14. Make the big sibling your special helper. My son loves running to get toys, diapers, wipes and anything else I need.
15. Neglect the housework. Spend time with your children instead. They are less likely to act up when they are well attended to.
16. Have one-on-one time with each child. Have daddy take one while you take the other, or stagger their schedules slightly.
With Small Children
Small children are generally still pretty self-centered, but they are learning to think of others and make others happy too. Plus, they generally genuinely want to please. Use this to your advantage.
17. Teach them good manners, such as “please,” “thank you” and “May I have a turn when you are done?”
18. Praise each of them throughout the day, and encourage them to praise each other.
19. Let them solve their battles themselves. If you are constantly playing mediator, they will never learn how to do it themselves. Give them the tools, and then let them use them.
20. Commend good behavior.
21. Do not compare your children.
22. Encourage the older one to help the younger one if they want to. They will be so proud–both of themselves and the baby.
23. Don’t take sides. If you weren’t there, you don’t really know who started it or who continued it. Punishing just one child breeds resentment.
24. Don’t play favorites. Even if you think you treat your kids equally, they will know if you prefer one over the other.
25. Get them working together. No one gets stories until all of their toys are picked up, for example.
Do your children experience a lot of sibling rivalry? What ways have you found to deal with it?

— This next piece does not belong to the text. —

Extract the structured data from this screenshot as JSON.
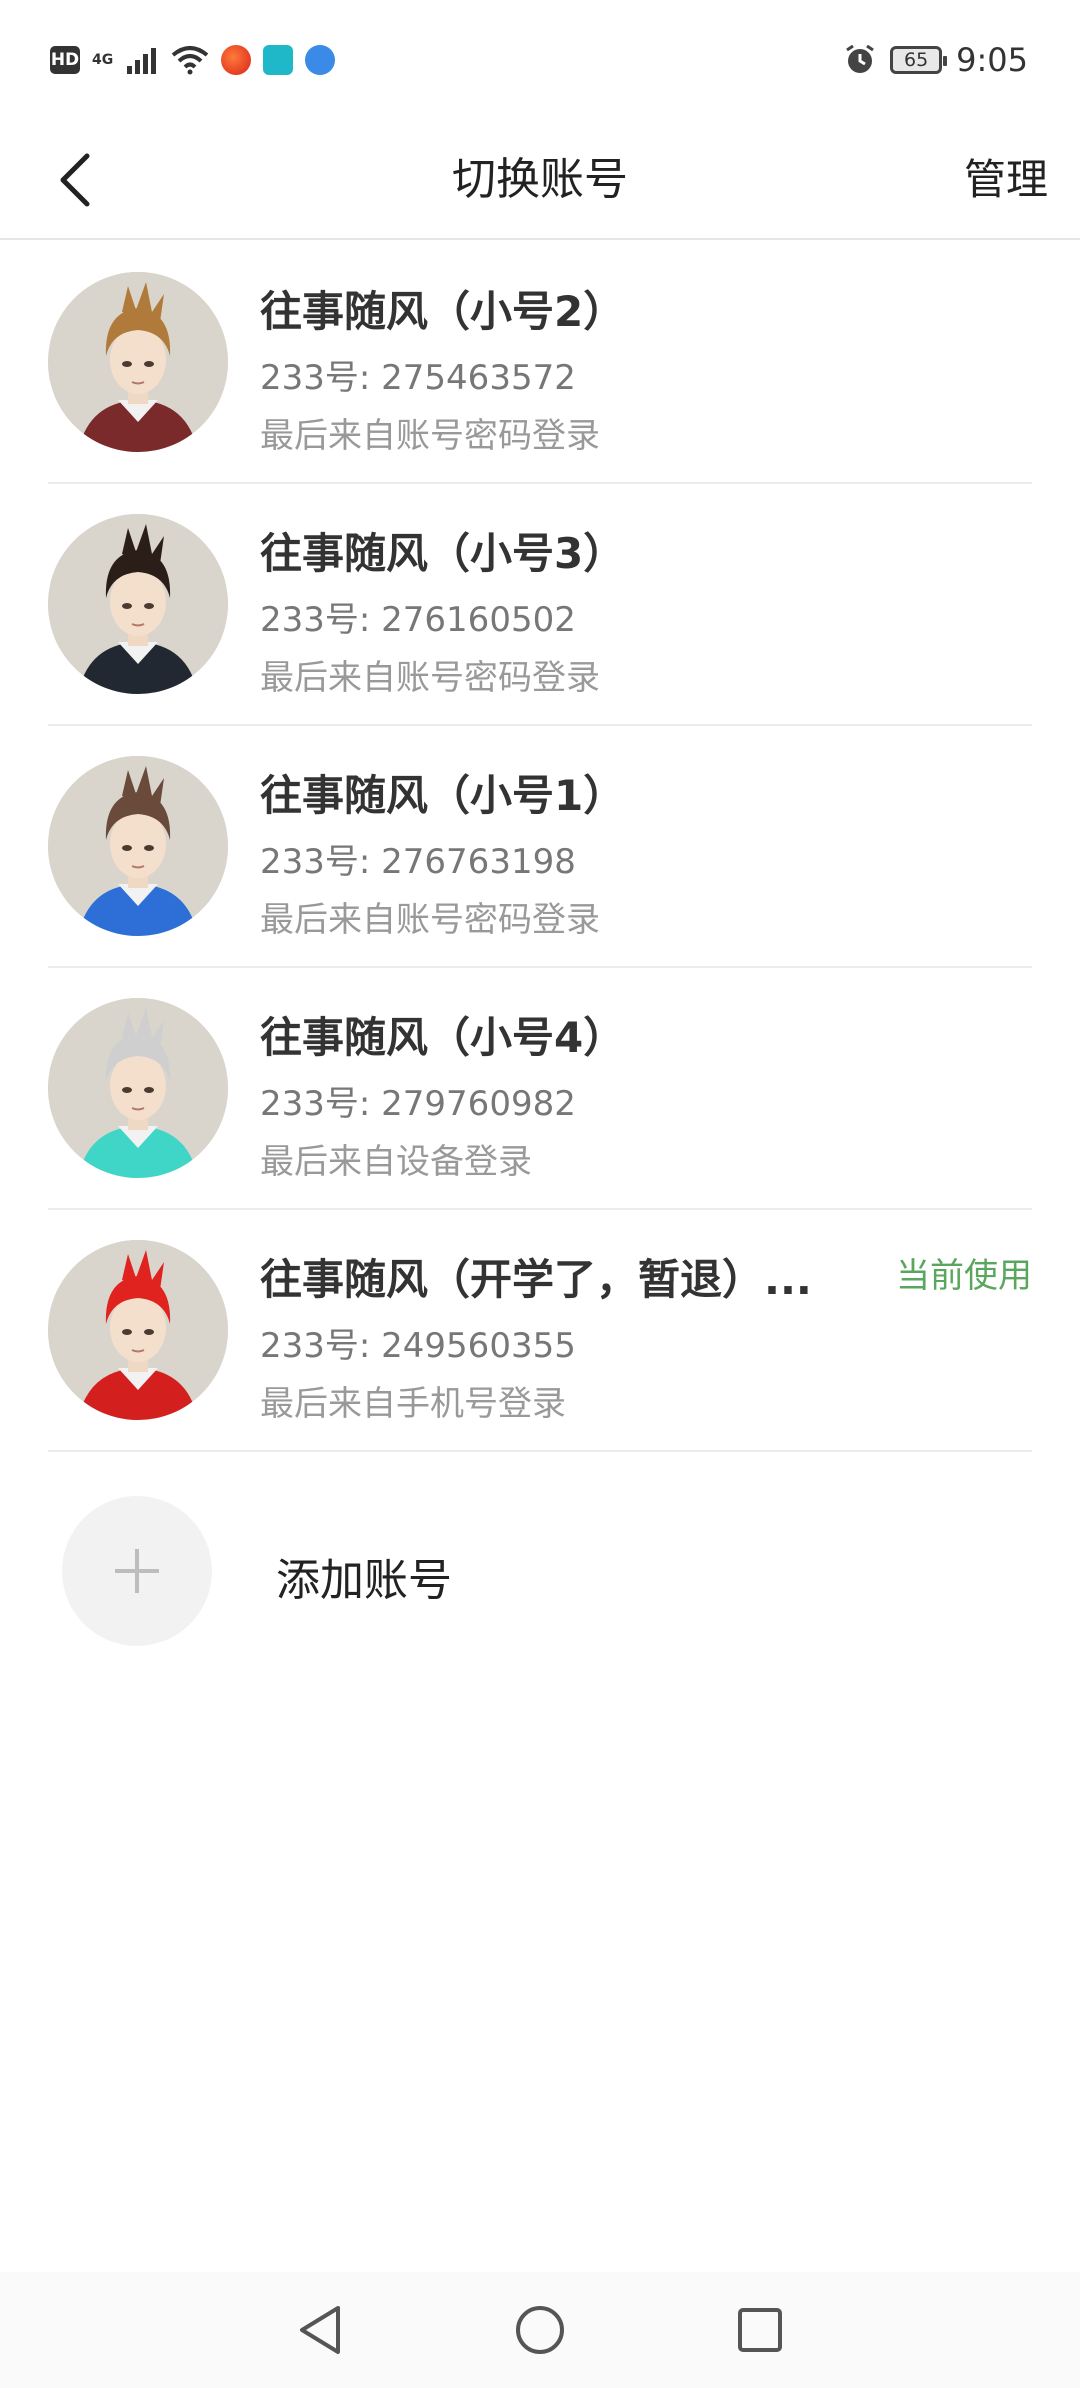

Brittany is a stay-at-home wife and mother of two very energetic little boys. When she isn’t busy picking up toys, changing diapers or trying to get the boys to play nicely together, she blogs about finding God in the midst of it all on her blog, 17 Hour Days.